“Well, it all started with this one red candle around ’78,” says John Lucero. “We’d been skating the GEMCO shopping center curbs way before then. We already knew how to do board slides in pools, and they were always in the magazines. We knew that we wanted to do them on curbs, and this was before rails (board, not hand) had been invented. My friend Hago’s mom had this big red candle, and we thought maybe curbs would slide better if we rubbed wax on them. Lo and behold, it worked!
“Then we started bringing the candle around and waxing everywhere we skated. Remember, this was in the 70s and the candles weren’t skinny like they are now. This was a big-a*s square ‘table-candle,’ which was the size of a cinderblock. After a while the candle was beginning to take the shape of the curbs!
“Around ’81 we started seeing the groms we couldn’t get rid of coming around with their own candles.

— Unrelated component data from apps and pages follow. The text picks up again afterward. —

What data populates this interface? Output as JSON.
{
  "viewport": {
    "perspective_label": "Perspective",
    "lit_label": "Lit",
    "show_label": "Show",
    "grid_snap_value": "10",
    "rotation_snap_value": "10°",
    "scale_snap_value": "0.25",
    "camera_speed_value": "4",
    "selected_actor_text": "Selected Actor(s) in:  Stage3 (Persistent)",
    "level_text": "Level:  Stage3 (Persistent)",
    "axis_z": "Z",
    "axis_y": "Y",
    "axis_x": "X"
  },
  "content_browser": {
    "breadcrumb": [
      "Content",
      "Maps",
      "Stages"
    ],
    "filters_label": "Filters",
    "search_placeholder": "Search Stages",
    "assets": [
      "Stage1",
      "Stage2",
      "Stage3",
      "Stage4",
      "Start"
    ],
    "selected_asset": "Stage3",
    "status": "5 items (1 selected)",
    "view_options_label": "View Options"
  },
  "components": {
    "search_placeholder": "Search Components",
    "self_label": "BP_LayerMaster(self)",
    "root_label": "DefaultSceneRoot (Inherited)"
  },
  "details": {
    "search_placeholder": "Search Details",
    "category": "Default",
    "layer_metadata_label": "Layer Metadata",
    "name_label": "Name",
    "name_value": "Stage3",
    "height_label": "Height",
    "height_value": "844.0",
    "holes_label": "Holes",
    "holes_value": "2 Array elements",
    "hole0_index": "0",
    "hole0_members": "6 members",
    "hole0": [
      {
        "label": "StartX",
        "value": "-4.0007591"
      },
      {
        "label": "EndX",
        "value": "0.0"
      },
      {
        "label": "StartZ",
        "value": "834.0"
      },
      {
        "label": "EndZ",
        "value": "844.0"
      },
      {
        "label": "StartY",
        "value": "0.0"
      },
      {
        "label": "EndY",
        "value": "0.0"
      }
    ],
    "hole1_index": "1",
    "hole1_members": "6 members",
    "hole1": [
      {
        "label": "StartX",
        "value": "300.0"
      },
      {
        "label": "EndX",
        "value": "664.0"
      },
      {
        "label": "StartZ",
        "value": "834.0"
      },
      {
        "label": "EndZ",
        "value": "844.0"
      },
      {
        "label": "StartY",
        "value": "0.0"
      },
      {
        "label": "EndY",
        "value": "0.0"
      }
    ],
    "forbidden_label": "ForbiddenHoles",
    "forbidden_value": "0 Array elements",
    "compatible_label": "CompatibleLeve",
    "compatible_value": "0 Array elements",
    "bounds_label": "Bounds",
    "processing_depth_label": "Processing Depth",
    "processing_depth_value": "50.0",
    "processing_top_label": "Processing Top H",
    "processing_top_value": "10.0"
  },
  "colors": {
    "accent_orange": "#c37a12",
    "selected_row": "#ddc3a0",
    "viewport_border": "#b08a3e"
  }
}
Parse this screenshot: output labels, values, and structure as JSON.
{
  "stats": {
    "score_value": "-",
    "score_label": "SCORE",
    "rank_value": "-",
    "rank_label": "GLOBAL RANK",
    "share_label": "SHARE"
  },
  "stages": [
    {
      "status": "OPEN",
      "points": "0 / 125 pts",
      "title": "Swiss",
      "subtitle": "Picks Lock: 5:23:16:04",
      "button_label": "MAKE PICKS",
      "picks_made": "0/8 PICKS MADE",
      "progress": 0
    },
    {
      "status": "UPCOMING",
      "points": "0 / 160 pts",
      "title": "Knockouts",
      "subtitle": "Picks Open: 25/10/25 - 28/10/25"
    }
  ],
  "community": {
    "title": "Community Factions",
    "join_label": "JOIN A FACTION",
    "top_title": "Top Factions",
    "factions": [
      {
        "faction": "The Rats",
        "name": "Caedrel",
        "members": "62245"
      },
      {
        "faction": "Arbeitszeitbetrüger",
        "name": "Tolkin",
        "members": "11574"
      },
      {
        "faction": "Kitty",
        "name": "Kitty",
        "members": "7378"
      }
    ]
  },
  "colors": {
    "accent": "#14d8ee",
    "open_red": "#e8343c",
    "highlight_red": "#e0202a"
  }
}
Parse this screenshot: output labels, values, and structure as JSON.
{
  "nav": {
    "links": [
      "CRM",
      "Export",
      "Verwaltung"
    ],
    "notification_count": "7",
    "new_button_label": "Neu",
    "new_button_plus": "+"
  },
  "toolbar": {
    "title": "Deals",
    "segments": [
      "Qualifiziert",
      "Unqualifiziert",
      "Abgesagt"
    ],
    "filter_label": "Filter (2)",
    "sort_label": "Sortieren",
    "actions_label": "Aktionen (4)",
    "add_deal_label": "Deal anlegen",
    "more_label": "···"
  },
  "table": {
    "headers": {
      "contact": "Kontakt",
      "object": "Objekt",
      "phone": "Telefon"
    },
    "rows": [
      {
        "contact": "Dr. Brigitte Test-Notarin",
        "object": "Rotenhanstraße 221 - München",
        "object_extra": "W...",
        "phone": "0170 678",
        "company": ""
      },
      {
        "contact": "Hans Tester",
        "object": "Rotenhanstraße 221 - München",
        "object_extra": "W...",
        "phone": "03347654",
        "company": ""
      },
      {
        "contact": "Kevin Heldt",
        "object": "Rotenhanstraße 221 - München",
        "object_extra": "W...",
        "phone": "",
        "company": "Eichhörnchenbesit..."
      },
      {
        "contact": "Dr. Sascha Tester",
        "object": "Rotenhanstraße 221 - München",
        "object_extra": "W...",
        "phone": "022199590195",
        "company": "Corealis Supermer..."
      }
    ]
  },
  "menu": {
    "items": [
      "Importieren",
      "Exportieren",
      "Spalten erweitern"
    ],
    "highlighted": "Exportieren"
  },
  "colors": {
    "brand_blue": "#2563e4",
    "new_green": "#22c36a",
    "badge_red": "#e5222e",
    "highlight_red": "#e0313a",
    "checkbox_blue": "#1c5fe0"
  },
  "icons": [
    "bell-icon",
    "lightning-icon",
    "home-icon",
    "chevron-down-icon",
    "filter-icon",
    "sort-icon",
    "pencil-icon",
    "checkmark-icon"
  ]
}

We still didn’t think much of it, and we never saw it really happening until the late 80s-it was just a local thing.” States John Lucero in a 2005 TWS interview
When asked why he didn’t take the credit for creating and marketing skate wax, an idea he was actually the first to introduce to the industry via Vision Skate Wax alongside Brad Dorfman, he simply says, “It could’ve been launched by kids everywhere at the same time. Who knows? Who cares? Besides, a wise man once said, ‘I don’t want any credit, but I’ll take all the blame!’”

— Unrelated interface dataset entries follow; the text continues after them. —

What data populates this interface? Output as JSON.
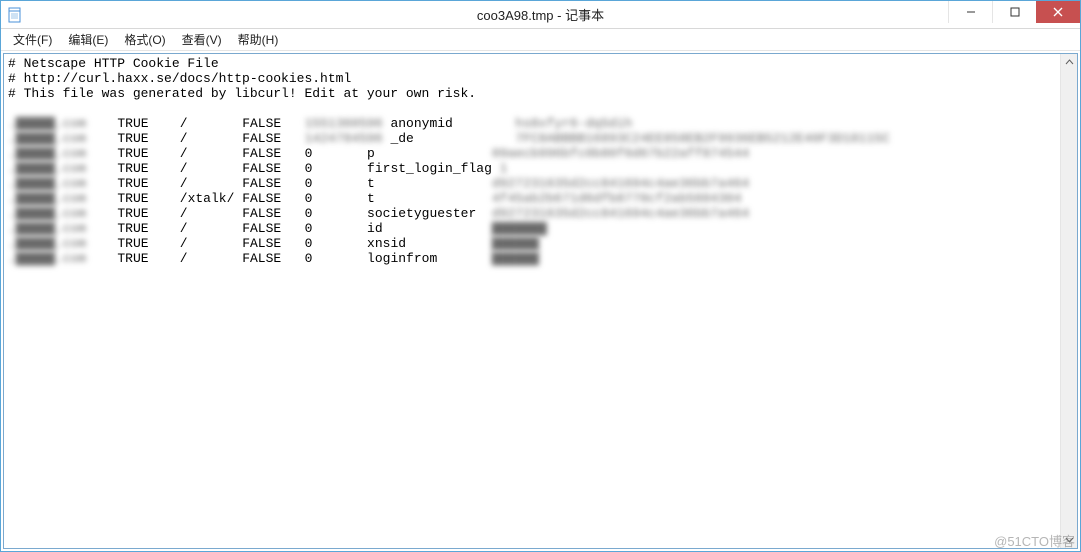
{
  "window": {
    "title": "coo3A98.tmp - 记事本",
    "app_icon": "notepad-icon"
  },
  "menubar": {
    "items": [
      "文件(F)",
      "编辑(E)",
      "格式(O)",
      "查看(V)",
      "帮助(H)"
    ]
  },
  "content": {
    "header_lines": [
      "# Netscape HTTP Cookie File",
      "# http://curl.haxx.se/docs/http-cookies.html",
      "# This file was generated by libcurl! Edit at your own risk."
    ],
    "rows": [
      {
        "domain": ".▇▇▇▇▇.com",
        "flag": "TRUE",
        "path": "/",
        "secure": "FALSE",
        "expiration": "1551360596",
        "name": "anonymid",
        "value": "hs8xfyr6-dq5dih"
      },
      {
        "domain": ".▇▇▇▇▇.com",
        "flag": "TRUE",
        "path": "/",
        "secure": "FALSE",
        "expiration": "1424784596",
        "name": "_de",
        "value": "7FC8ABBBB16893C24EE858EB2F9936EB5212E40F3D18115C"
      },
      {
        "domain": ".▇▇▇▇▇.com",
        "flag": "TRUE",
        "path": "/",
        "secure": "FALSE",
        "expiration": "0",
        "name": "p",
        "value": "09aecb996bfc0b80f6d67b22aff874544"
      },
      {
        "domain": ".▇▇▇▇▇.com",
        "flag": "TRUE",
        "path": "/",
        "secure": "FALSE",
        "expiration": "0",
        "name": "first_login_flag",
        "value": "1"
      },
      {
        "domain": ".▇▇▇▇▇.com",
        "flag": "TRUE",
        "path": "/",
        "secure": "FALSE",
        "expiration": "0",
        "name": "t",
        "value": "d927231635d2cc841694c4ae36bb7a464"
      },
      {
        "domain": ".▇▇▇▇▇.com",
        "flag": "TRUE",
        "path": "/xtalk/",
        "secure": "FALSE",
        "expiration": "0",
        "name": "t",
        "value": "4f45ab2b671d6dfb8770cf2ab5604304"
      },
      {
        "domain": ".▇▇▇▇▇.com",
        "flag": "TRUE",
        "path": "/",
        "secure": "FALSE",
        "expiration": "0",
        "name": "societyguester",
        "value": "d927231635d2cc841694c4ae36bb7a464"
      },
      {
        "domain": ".▇▇▇▇▇.com",
        "flag": "TRUE",
        "path": "/",
        "secure": "FALSE",
        "expiration": "0",
        "name": "id",
        "value": "▇▇▇▇▇▇▇"
      },
      {
        "domain": ".▇▇▇▇▇.com",
        "flag": "TRUE",
        "path": "/",
        "secure": "FALSE",
        "expiration": "0",
        "name": "xnsid",
        "value": "▇▇▇▇▇▇"
      },
      {
        "domain": ".▇▇▇▇▇.com",
        "flag": "TRUE",
        "path": "/",
        "secure": "FALSE",
        "expiration": "0",
        "name": "loginfrom",
        "value": "▇▇▇▇▇▇"
      }
    ],
    "blurred_domain_indices": [
      0,
      1,
      2,
      3,
      4,
      5,
      6,
      7,
      8,
      9
    ],
    "blurred_value_indices": [
      0,
      1,
      2,
      3,
      4,
      5,
      6,
      7,
      8,
      9
    ],
    "blurred_exp_indices": [
      0,
      1
    ],
    "col_widths": {
      "domain": 14,
      "flag": 8,
      "path": 8,
      "secure": 8,
      "expiration": 8,
      "name": 16
    }
  },
  "watermark": "@51CTO博客"
}
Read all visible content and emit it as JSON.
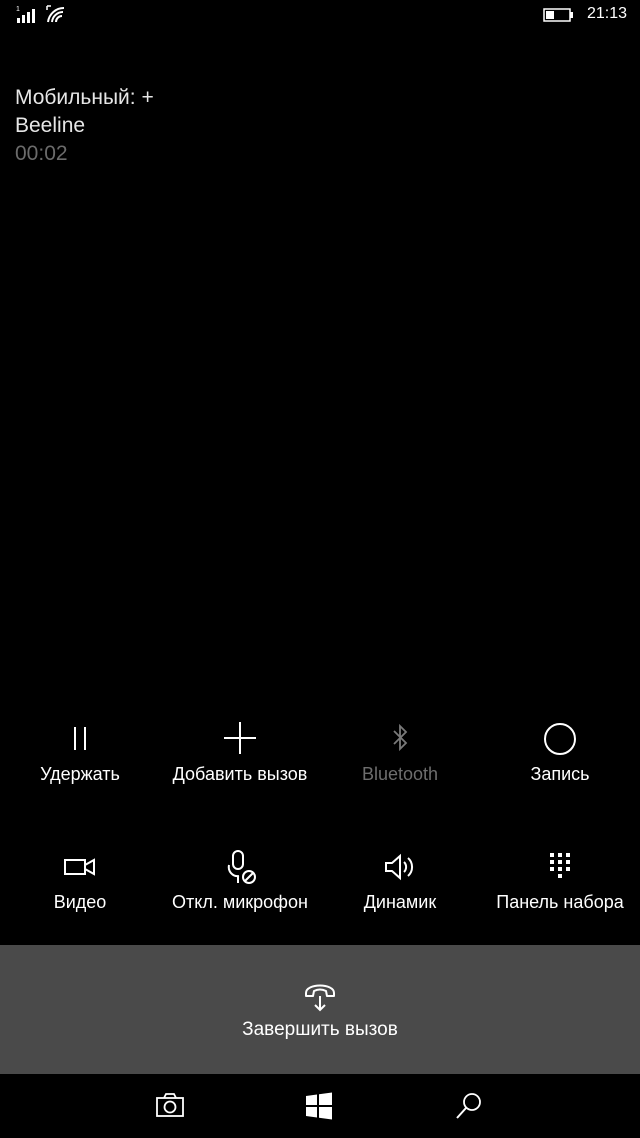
{
  "status": {
    "clock": "21:13",
    "icons": [
      "signal-icon",
      "wifi-icon",
      "battery-icon"
    ]
  },
  "caller": {
    "name": "Мобильный: +",
    "carrier": "Beeline",
    "duration": "00:02"
  },
  "actions": {
    "hold": {
      "label": "Удержать",
      "icon": "pause-icon"
    },
    "add_call": {
      "label": "Добавить вызов",
      "icon": "plus-icon"
    },
    "bluetooth": {
      "label": "Bluetooth",
      "icon": "bluetooth-icon",
      "enabled": false
    },
    "record": {
      "label": "Запись",
      "icon": "record-icon"
    },
    "video": {
      "label": "Видео",
      "icon": "video-camera-icon"
    },
    "mute": {
      "label": "Откл. микрофон",
      "icon": "mic-off-icon"
    },
    "speaker": {
      "label": "Динамик",
      "icon": "speaker-icon"
    },
    "keypad": {
      "label": "Панель набора",
      "icon": "keypad-icon"
    }
  },
  "end_call": {
    "label": "Завершить вызов",
    "icon": "hang-up-icon"
  },
  "nav": {
    "icons": [
      "camera-icon",
      "windows-icon",
      "search-icon"
    ]
  },
  "colors": {
    "background": "#000000",
    "end_call_bar": "#4a4a4a",
    "disabled_text": "#6e6e6e",
    "timer_text": "#6b6b6b"
  }
}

In the end, John may not have been the first person to sell wax, but he was the first to discover the endless possibilities of making a curb and ledge slide better, and look where that’s taken us. So the next time you’re in the kitchen stealing one of your mom’s big red candles (now’s the perfect time-she won’t miss it ’til next Christmas) and are trying to lube up a virgin ledge, take a moment to bow your head in respect to the man who made it all possible. Without John Lucero, street skateboarding might’ve easily died due to the monotony of nosepick stalls on dry ledges from a 90-degree angle. Endless thanks to The Man. -Neftalie Williams TWS 2005